Saudi Arabia to open embassy in Baghdad soon
Saudi Arabia will reopen its embassy in Baghdad “sooner than you imagine,” the Kingdom’s Foreign Minister Prince Saud al-Faisal told reporters after meeting with Iraqi President Fouad Masoum in Riyadh on Wednesday. Prince Faisal, who met Masoum at his residence in Riyadh, said he was keen to visit Iraq, and emphasized the Kingdom’s efforts to maintain national unity and stability in the neighboring country. The foreign minister said he hoped to see “the Iraqi brothers unite their words and support each other,” adding that the Kingdom “supports [Iraqis] and Iraq’s national unity and stability.” [Asharq al-Awsat, 11/13/2014]

UAE funding projects in Egypt worth $10 billion
The Director of the Coordination Office of the UAE-funded Development Projects in Egypt, Rashid al-Dhaheri, has revealed that the UAE is implementing a number of development projects worth more than US$10 billion in eighteen governorates. These projects cover key sectors including energy, housing, urban development, food security, health, public transport, and education. Al-Dhaheri said that these projects would accrue far-reaching economic benefits to Egypt, as they would generate 600,000 jobs and serve 10 million people. He was addressing a special orientation session jointly organized by the Coordination Office and the Dubai Press Club to brief the visiting UAE delegation on the progress of these projects. [Gulf News, 11/13/2014]

Bahrain drops case against opposition group; 419 candidates registered for elections
Bahrain’s justice ministry dropped a case filed four months ago to suspend the activities of the National Democratic Action Society, known as Waad, in a move to ease tensions ahead of general elections. In July, the Justice Ministry asked a court to suspend Waad and two other groups, including Al Wefaq, for three months. The ministry told the court it decided to drop the case against Waad because the group had held its annual general conference and legally elected a new secretary general.
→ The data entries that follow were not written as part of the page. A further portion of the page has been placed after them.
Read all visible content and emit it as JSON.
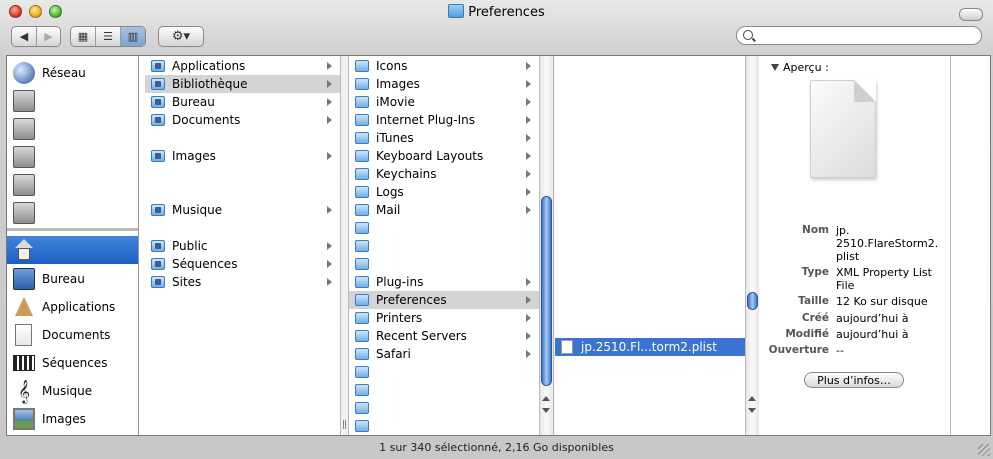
{
  "window": {
    "title": "Preferences"
  },
  "toolbar": {
    "back_label": "◀",
    "forward_label": "▶",
    "view_icons": "▦",
    "view_list": "☰",
    "view_columns": "▥",
    "action_label": "⚙▾",
    "search_value": ""
  },
  "sidebar": {
    "items": [
      {
        "label": "Réseau",
        "icon": "network-globe-icon"
      },
      {
        "label": "",
        "icon": "hard-disk-icon"
      },
      {
        "label": "",
        "icon": "hard-disk-icon"
      },
      {
        "label": "",
        "icon": "hard-disk-icon"
      },
      {
        "label": "",
        "icon": "hard-disk-icon"
      },
      {
        "label": "",
        "icon": "hard-disk-icon"
      },
      {
        "label": "",
        "icon": "home-icon"
      },
      {
        "label": "Bureau",
        "icon": "desktop-icon"
      },
      {
        "label": "Applications",
        "icon": "applications-icon"
      },
      {
        "label": "Documents",
        "icon": "documents-icon"
      },
      {
        "label": "Séquences",
        "icon": "movies-icon"
      },
      {
        "label": "Musique",
        "icon": "music-icon"
      },
      {
        "label": "Images",
        "icon": "pictures-icon"
      }
    ]
  },
  "column1": {
    "items": [
      "Applications",
      "Bibliothèque",
      "Bureau",
      "Documents",
      "",
      "Images",
      "",
      "",
      "Musique",
      "",
      "Public",
      "Séquences",
      "Sites"
    ]
  },
  "column2": {
    "items": [
      "Icons",
      "Images",
      "iMovie",
      "Internet Plug-Ins",
      "iTunes",
      "Keyboard Layouts",
      "Keychains",
      "Logs",
      "Mail",
      "",
      "",
      "",
      "Plug-ins",
      "Preferences",
      "Printers",
      "Recent Servers",
      "Safari",
      "",
      "",
      "",
      ""
    ]
  },
  "column3": {
    "items": [
      "jp.2510.Fl...torm2.plist"
    ]
  },
  "preview": {
    "header": "Aperçu :",
    "name_key": "Nom",
    "name_value": "jp. 2510.FlareStorm2. plist",
    "type_key": "Type",
    "type_value": "XML Property List File",
    "size_key": "Taille",
    "size_value": "12 Ko sur disque",
    "created_key": "Créé",
    "created_value": "aujourd’hui à",
    "modified_key": "Modifié",
    "modified_value": "aujourd’hui à",
    "opened_key": "Ouverture",
    "opened_value": "--",
    "more_info_label": "Plus d’infos…"
  },
  "status": {
    "text": "1 sur 340 sélectionné, 2,16 Go disponibles"
  },
  "colors": {
    "selection_blue": "#3a74d0",
    "sidebar_selection": "#1d5fc5"
  }
}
Meanwhile, 419 candidates will stand for parliamentary and municipal elections in Bahrain on November 22, with runoffs to be held November 29 if necessary. “The number of candidates seeking to become members of parliament stands at 266, while the number of postulants for a municipal council seat is 153,” Abdullah Hassan Al Buainain, executive director of the elections, said. [Gulf News, 11/13/2014]


Egypt’s gas exports fall 81.4 percent
According to the Egyptian Information and Decision Support Centre, Egypt’s exports of natural gas in September declined by 81.4 percent compared to the same period last year. The exports amounted to $18.1 million. The reason for the drop is attributed to Egypt’s rising electricity demands. Electric power generation accounted for around 68.7 percent of natural gas consumption, up from 59.6 percent a year before. [Ahram Online, 13/11/2014]

No renewed oil production at Libya’s Sharara field
According to the Libyan National Oil Corporation, production at Libya’s Sharara oil field in the southwest of the country has not started yet. While it was believed that the situation at the field was under control the area appears to have turned into a battleground between rival militias. The oil field was producing more than 200,000 bpd before it was forced to close early this month. [Libya Monitor (Subscription), 13/11/2014]

Algerian firms greenlighted to invest abroad
After a decision by the Council of Money and Credit in Algeria, a Central Bank directive was passed allowing firms to invest internationally. Until now only Sonatrach had been authorized to invest internationally. The main effect of this new directive will benefit the domestic market by allowing companies linked to vital sectors of the economy to create interest abroad. [ANSAmed, 12/11/2014]